Bagchi, P. (2010). Evolution of the Tantras. In S. Lokeswarananda, Studies on the Tantras (pp. 7-28). Kolkata: Ramkrishna Mission Institute of Culture.

Gonda, J. (1977). A History of Indian Literature Vol II. Wiesbaden: Otto Harrassowitz.

Goudriaan, T. (1985). The Vinasikhatantra A Saiva Tantra of the Left Current. Delhi: Motilal Banarasidass.

Goudriaan, T., & Gupta, S. (1981). Hindu Tantric and Sakta Literature. Wiesbaden: Otto Harrassowitz.

Harris, T. (2005, June). Thailand’s Yoga Master Claimed his Khmer root. Retrieved from AsiaFinest:

Prapandvidya, C. (2010). Śaivism in Thailand as Recorded in Inscriptions and Old Documents from Sixth Century to Early Ayudhyā Period. The Journal of the Royal Institute of Thailand, 44-59.

Swami Harshananda. (2003, January). The Pancaratra Agamas- A Brief Study. Retrieved from eSamaskriti The Essence of Indian Culture:

Swami Harshananda. (2006). Vaikhanasa Agama. Vedanta Kesari, 252-255.

Swami Harshananda. (2016, July). Ahirbudhnya Saṃhita. Retrieved from Hindupedia:

Swami Samarpanananda. (2010). The Tantras: An Overview. Prabuddha Bharata, 269-275.

Vaniquotes. (2016, July). Gautamiya-tantra. Retrieved from Vaniquotes:


1.The southern Shaiva Siddhanta Agamas are dualistic, and the aim of yoga and meditation in their tradition is to experience not “Oneness” but rather “Sameness”. In other words, a realized Shaiva Siddhantin Master will be able to experience the world as Shiva would, but he will not “merge” with Shiva, as say a Kashmiri Shaiva or Shakta practitioner would.

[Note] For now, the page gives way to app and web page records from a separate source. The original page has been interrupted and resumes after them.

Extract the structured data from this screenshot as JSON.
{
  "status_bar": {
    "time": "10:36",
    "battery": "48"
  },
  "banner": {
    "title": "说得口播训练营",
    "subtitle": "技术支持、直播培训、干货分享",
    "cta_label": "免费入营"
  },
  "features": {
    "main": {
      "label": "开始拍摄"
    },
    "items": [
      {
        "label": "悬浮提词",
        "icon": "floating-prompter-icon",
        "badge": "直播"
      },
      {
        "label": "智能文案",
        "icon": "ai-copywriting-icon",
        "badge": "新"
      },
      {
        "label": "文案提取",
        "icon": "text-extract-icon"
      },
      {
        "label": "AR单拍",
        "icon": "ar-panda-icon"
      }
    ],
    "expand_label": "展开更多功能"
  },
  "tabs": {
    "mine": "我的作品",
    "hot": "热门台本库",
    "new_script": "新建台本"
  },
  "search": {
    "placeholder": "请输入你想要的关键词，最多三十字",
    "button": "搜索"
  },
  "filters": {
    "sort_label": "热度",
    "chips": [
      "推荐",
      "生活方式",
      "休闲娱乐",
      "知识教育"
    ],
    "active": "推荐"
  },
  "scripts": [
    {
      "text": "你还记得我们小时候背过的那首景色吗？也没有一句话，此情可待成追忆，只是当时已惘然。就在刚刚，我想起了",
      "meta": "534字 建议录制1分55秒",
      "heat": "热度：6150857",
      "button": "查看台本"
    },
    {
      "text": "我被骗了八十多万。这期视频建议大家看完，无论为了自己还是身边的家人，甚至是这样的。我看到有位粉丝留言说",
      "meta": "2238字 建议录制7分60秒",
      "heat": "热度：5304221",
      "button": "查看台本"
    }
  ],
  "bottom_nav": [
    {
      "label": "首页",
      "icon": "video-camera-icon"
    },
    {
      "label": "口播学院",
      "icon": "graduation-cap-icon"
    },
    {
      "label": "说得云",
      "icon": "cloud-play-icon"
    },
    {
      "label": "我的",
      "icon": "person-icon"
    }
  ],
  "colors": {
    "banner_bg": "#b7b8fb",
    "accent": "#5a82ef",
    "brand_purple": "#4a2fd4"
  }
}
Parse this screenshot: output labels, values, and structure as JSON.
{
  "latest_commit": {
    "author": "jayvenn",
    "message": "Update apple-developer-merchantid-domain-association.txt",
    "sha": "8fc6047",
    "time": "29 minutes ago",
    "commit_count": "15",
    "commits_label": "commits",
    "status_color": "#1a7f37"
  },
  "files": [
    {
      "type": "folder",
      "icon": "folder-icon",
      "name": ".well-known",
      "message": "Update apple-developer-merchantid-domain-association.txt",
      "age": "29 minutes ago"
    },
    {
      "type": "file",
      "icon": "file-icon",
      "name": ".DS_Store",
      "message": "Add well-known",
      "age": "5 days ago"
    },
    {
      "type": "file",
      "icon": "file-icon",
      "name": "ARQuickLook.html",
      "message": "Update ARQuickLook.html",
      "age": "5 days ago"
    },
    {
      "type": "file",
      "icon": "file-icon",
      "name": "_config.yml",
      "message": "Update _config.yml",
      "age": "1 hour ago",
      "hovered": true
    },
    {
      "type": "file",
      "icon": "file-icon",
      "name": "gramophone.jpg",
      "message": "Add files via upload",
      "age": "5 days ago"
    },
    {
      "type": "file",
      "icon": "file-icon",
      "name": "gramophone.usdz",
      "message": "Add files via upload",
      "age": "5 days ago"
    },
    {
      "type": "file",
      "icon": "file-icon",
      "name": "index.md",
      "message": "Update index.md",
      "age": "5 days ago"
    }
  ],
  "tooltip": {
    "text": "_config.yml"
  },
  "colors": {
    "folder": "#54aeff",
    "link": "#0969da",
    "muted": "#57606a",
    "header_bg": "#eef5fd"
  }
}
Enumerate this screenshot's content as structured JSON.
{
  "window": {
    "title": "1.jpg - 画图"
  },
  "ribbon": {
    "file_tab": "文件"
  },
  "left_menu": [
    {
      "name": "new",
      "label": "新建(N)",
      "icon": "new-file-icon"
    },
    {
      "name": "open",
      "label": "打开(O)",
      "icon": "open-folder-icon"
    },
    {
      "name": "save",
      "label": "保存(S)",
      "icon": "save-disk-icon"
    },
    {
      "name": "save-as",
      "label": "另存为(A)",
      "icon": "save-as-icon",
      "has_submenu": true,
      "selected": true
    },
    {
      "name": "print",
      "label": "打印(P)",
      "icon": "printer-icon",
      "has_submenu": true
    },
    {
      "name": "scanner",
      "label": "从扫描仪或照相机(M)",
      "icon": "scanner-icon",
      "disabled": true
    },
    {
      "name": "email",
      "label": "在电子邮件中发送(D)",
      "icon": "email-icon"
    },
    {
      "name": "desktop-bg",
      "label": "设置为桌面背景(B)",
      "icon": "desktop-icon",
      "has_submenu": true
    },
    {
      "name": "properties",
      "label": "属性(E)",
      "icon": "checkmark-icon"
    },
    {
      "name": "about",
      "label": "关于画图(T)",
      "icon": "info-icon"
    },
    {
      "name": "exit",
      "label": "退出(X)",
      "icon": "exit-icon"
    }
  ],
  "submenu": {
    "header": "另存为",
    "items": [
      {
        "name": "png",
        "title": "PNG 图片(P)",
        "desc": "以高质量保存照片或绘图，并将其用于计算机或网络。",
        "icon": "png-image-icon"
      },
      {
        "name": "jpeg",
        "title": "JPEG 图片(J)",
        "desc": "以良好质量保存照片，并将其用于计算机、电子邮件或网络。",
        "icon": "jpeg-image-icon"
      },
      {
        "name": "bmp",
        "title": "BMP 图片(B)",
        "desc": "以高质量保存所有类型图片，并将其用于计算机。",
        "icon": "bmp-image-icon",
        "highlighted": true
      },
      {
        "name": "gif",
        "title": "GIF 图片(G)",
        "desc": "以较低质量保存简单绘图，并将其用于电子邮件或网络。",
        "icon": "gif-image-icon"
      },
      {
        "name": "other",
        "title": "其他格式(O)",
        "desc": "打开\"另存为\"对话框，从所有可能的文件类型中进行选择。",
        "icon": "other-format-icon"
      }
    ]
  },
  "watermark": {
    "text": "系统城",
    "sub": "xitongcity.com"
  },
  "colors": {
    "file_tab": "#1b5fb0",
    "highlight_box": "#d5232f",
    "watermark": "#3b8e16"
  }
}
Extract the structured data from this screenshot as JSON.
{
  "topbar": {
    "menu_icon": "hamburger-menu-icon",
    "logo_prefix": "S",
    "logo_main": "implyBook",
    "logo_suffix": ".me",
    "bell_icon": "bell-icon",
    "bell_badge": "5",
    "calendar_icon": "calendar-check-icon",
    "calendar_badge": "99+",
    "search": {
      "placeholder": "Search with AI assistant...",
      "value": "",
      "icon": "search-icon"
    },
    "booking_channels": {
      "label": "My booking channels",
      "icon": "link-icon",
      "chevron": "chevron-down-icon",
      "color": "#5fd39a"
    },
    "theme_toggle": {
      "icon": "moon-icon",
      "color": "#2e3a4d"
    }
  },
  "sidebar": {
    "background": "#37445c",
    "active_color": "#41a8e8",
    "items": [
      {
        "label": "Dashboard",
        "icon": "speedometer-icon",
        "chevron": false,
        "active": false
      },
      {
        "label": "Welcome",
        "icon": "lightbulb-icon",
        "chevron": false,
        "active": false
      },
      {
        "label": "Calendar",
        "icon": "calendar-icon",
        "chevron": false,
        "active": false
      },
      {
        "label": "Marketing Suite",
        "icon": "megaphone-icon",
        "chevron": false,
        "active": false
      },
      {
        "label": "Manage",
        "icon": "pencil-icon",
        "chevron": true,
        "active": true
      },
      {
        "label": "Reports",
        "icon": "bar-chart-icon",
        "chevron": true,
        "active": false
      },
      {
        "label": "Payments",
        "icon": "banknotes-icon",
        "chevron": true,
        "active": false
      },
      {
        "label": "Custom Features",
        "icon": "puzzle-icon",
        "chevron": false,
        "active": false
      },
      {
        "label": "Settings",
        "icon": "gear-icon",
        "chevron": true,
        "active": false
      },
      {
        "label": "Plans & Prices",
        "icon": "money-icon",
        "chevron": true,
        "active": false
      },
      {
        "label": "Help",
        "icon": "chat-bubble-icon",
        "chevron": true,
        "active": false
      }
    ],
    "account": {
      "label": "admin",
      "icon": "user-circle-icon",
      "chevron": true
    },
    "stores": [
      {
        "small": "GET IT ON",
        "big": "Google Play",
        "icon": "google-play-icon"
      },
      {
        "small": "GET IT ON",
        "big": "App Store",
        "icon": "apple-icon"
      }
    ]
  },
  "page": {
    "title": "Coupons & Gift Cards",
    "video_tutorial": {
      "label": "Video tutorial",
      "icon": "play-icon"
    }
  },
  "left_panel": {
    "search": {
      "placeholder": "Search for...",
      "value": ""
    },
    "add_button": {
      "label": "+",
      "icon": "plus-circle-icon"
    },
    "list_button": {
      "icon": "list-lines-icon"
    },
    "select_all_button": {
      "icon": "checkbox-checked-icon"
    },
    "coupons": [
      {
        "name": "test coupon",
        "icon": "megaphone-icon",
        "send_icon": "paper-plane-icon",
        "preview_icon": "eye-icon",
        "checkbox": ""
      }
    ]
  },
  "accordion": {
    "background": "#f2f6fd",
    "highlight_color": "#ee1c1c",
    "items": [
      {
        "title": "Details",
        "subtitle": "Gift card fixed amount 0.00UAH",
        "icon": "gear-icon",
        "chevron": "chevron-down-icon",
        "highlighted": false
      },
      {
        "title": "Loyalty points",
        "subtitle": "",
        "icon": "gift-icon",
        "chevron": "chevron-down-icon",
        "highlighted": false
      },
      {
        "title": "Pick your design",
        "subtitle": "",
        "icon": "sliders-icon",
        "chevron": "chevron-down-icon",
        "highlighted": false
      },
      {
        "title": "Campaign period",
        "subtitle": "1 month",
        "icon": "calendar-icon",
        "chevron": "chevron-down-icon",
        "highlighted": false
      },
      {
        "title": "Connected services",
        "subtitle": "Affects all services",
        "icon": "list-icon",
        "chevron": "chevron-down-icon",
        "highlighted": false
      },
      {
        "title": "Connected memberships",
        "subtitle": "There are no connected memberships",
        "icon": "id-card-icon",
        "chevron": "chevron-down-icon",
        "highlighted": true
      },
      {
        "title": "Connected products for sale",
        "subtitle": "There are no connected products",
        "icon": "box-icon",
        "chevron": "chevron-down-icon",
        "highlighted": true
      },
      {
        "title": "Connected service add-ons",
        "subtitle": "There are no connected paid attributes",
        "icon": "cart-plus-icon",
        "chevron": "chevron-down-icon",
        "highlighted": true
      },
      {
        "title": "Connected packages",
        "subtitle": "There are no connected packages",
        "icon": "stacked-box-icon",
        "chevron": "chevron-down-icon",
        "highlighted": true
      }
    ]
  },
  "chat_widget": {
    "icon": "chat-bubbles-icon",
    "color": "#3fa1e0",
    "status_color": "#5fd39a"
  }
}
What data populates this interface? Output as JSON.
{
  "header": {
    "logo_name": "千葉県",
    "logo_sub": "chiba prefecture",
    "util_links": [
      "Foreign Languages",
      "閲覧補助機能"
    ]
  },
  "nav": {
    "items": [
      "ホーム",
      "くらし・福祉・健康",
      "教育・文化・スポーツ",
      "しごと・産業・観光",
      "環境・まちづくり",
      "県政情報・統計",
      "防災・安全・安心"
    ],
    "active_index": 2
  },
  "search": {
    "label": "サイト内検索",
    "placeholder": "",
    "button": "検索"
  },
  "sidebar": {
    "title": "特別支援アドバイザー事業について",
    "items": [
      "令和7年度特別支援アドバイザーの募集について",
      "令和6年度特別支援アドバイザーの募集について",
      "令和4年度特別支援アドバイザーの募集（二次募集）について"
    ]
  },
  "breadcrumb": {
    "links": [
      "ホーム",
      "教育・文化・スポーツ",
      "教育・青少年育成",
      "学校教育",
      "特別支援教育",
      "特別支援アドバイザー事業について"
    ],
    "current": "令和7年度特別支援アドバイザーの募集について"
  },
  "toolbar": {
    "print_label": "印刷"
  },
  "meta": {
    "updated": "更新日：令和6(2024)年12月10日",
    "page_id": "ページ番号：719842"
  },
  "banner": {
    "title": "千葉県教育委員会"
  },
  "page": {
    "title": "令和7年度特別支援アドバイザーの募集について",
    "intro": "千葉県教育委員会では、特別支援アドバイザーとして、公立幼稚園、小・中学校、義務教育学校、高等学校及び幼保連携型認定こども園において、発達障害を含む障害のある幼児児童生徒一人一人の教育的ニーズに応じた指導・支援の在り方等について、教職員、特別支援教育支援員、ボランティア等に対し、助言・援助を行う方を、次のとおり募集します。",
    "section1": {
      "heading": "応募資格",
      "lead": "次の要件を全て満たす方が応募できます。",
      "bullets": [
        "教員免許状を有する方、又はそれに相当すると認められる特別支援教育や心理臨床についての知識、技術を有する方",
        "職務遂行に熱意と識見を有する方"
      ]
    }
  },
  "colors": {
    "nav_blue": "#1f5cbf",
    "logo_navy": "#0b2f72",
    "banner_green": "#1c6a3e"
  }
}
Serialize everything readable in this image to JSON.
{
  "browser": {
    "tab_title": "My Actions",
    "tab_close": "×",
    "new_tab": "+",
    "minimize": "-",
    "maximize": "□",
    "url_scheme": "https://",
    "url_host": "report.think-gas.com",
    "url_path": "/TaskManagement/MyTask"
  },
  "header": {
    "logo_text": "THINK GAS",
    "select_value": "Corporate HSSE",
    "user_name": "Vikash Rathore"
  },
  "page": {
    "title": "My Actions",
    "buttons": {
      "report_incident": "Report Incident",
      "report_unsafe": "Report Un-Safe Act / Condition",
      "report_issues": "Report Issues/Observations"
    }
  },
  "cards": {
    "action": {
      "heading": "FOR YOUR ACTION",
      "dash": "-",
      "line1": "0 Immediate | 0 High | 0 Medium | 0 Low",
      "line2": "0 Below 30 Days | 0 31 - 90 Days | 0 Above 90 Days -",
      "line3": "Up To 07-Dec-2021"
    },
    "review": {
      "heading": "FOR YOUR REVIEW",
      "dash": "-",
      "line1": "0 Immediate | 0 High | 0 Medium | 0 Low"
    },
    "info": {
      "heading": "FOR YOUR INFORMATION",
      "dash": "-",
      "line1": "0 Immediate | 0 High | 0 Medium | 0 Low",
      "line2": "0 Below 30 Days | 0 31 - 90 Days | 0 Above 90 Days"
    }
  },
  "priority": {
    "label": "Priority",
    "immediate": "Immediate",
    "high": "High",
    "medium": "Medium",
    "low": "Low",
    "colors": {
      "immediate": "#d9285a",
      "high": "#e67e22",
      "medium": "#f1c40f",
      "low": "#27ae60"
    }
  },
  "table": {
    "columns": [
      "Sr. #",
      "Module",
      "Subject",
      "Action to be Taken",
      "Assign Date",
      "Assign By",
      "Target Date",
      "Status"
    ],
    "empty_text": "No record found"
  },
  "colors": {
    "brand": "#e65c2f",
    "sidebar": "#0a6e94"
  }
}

  1. It is believed that quite a few “manuscripts” with serious distortions were produced by British colonial administrators and Christian missionaries in the 20th century to present their Judeo-Christian point of view and/or to vilify Hinduism and paint its practices as primitive, barbaric and superstitious.

3 .(Goudriaan & Gupta, 1981, pp. 2-3)

4 .(Swami Samarpanananda, 2010, p. 271)

5 .Mahāsiddhasāra tantra

6 .Śaktimañgala tantra

7 .Ṣaṭ sambhava rahasya

8 .(Bagchi, 2010)

9 .(Bagchi, 2010)

10 .(Goudriaan & Gupta, 1981)

11 .(Goudriaan & Gupta, 1981, p. 13)

12 .(Gonda, 1977, p. 181)

13 .(Bagchi, 2010, p. 16)

14 .(Swami Samarpanananda, 2010, p. 271)

15 .(Swami Harshananda, 2003)

16 .(Gonda, 1977, p. 40)

17 .(Swami Harshananda, 2016)

18 .(Swami Harshananda, 2006)

19 .(Vaniquotes, 2016)

20 .(Prapandvidya, 2010)

21 .(Harris, 2005)

22. (Goudriaan, 1985, p. 27)

Disclaimer: The facts and opinions expressed within this article are the personal opinions of the author. IndiaFacts does not assume any responsibility or liability for the accuracy, completeness, suitability, or validity of any information in this article.

Subhodeep Mukhopadhyay

Subhodeep Mukhopadhyay is from a data science background and his research interest includes history, religion and philosophy. He is the author of "The Complete Hindu’s Guide to Islam" and "Ashoka the Ungreat".